▶ Action item
Here the job is to retype the data word for word while leaving the pictures aside.
──────── Records for the exercise ────────
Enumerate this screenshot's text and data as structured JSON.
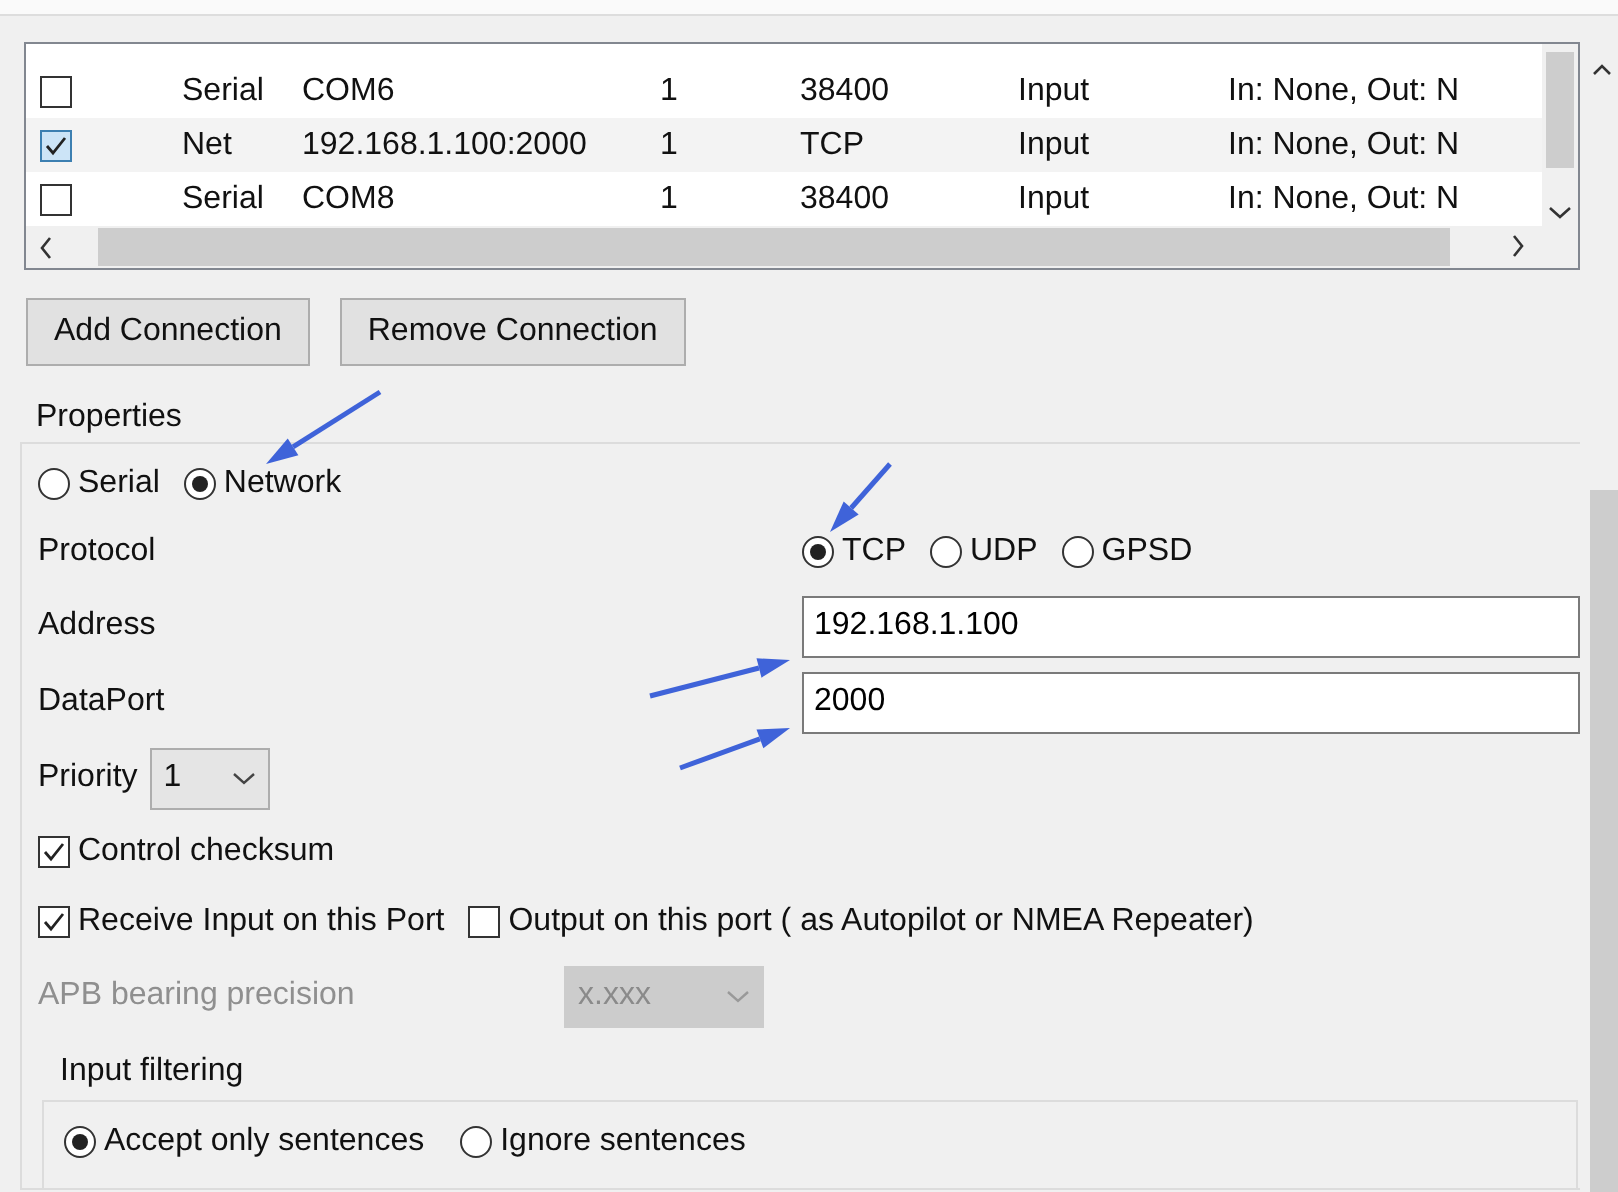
{
  "connections": {
    "rows": [
      {
        "enabled": false,
        "type": "Serial",
        "port": "COM6",
        "priority": "1",
        "protocol": "38400",
        "io": "Input",
        "filters": "In: None, Out: N"
      },
      {
        "enabled": true,
        "type": "Net",
        "port": "192.168.1.100:2000",
        "priority": "1",
        "protocol": "TCP",
        "io": "Input",
        "filters": "In: None, Out: N"
      },
      {
        "enabled": false,
        "type": "Serial",
        "port": "COM8",
        "priority": "1",
        "protocol": "38400",
        "io": "Input",
        "filters": "In: None, Out: N"
      }
    ]
  },
  "buttons": [
    "Add Connection",
    "Remove Connection"
  ],
  "properties": {
    "title": "Properties",
    "source_types": [
      {
        "label": "Serial",
        "selected": false
      },
      {
        "label": "Network",
        "selected": true
      }
    ],
    "protocol": {
      "label": "Protocol",
      "options": [
        {
          "label": "TCP",
          "selected": true
        },
        {
          "label": "UDP",
          "selected": false
        },
        {
          "label": "GPSD",
          "selected": false
        }
      ]
    },
    "address": {
      "label": "Address",
      "value": "192.168.1.100"
    },
    "data_port": {
      "label": "DataPort",
      "value": "2000"
    },
    "priority": {
      "label": "Priority",
      "value": "1"
    },
    "control_checksum": {
      "label": "Control checksum",
      "checked": true
    },
    "receive_input": {
      "label": "Receive Input on this Port",
      "checked": true
    },
    "output": {
      "label": "Output on this port ( as Autopilot or NMEA Repeater)",
      "checked": false
    },
    "apb": {
      "label": "APB bearing precision",
      "value": "x.xxx",
      "disabled": true
    },
    "input_filtering": {
      "title": "Input filtering",
      "modes": [
        {
          "label": "Accept only sentences",
          "selected": true
        },
        {
          "label": "Ignore sentences",
          "selected": false
        }
      ]
    }
  }
}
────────
▶ Response to this task
Enumerate this screenshot's text and data as structured JSON.
{
  "connections": {
    "rows": [
      {
        "enabled": false,
        "type": "Serial",
        "port": "COM6",
        "priority": "1",
        "protocol": "38400",
        "io": "Input",
        "filters": "In: None, Out: N"
      },
      {
        "enabled": true,
        "type": "Net",
        "port": "192.168.1.100:2000",
        "priority": "1",
        "protocol": "TCP",
        "io": "Input",
        "filters": "In: None, Out: N"
      },
      {
        "enabled": false,
        "type": "Serial",
        "port": "COM8",
        "priority": "1",
        "protocol": "38400",
        "io": "Input",
        "filters": "In: None, Out: N"
      }
    ]
  },
  "buttons": [
    "Add Connection",
    "Remove Connection"
  ],
  "properties": {
    "title": "Properties",
    "source_types": [
      {
        "label": "Serial",
        "selected": false
      },
      {
        "label": "Network",
        "selected": true
      }
    ],
    "protocol": {
      "label": "Protocol",
      "options": [
        {
          "label": "TCP",
          "selected": true
        },
        {
          "label": "UDP",
          "selected": false
        },
        {
          "label": "GPSD",
          "selected": false
        }
      ]
    },
    "address": {
      "label": "Address",
      "value": "192.168.1.100"
    },
    "data_port": {
      "label": "DataPort",
      "value": "2000"
    },
    "priority": {
      "label": "Priority",
      "value": "1"
    },
    "control_checksum": {
      "label": "Control checksum",
      "checked": true
    },
    "receive_input": {
      "label": "Receive Input on this Port",
      "checked": true
    },
    "output": {
      "label": "Output on this port ( as Autopilot or NMEA Repeater)",
      "checked": false
    },
    "apb": {
      "label": "APB bearing precision",
      "value": "x.xxx",
      "disabled": true
    },
    "input_filtering": {
      "title": "Input filtering",
      "modes": [
        {
          "label": "Accept only sentences",
          "selected": true
        },
        {
          "label": "Ignore sentences",
          "selected": false
        }
      ]
    }
  }
}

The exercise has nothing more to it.